You love the process of writing and of rewriting. Although it’s not enough to assure success as a freelancer, you should love the process of writing – the getting the words down on the page. Maybe you don’t have to love the rewriting but you have to be willing to do it and do it well.
You meet most of the qualifications of an entrepreneur like the article 25 Common Characteristics of Successful Entrepreneurs or Five Characteristics of America’s Most Successful Entrepreneur and a million other places
Okay, the characteristics are pretty typical. You’ve got to be a risk taker is probably the most important personality trait for successful freelance writers. That doesn’t mean extreme risk taking, but you’ve got to be willing to learn to put up with uncertain income, deal with clients who can be flaky as heck, and hang in there.

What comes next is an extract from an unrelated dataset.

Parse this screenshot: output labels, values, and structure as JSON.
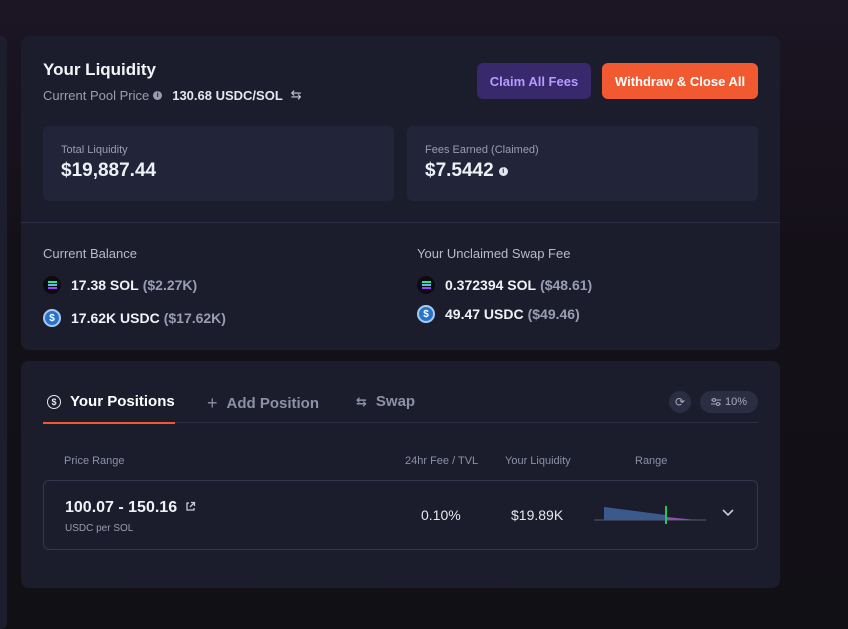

Come to think of it, hanging in there, which is really persistence, is right up there with risk taking.
You’re unwilling to spend serious time marketing your freelance writing skills. The only way a client can hire you to write is if they know you’re a writer and they can find you. That takes marketing.
Fortunately marketing can be done in a whole lot of different ways, but it must be done. If you’re just starting out plan on spending at least 50percent of your working time on marketing. After you get started that time will automatically reduce, but it probably should never go much below 25-30 percent of your time.
Obviously I think being a freelance writer is pretty nifty, but I never want anyone to go into the trade thinking it’s easy. It isn’t.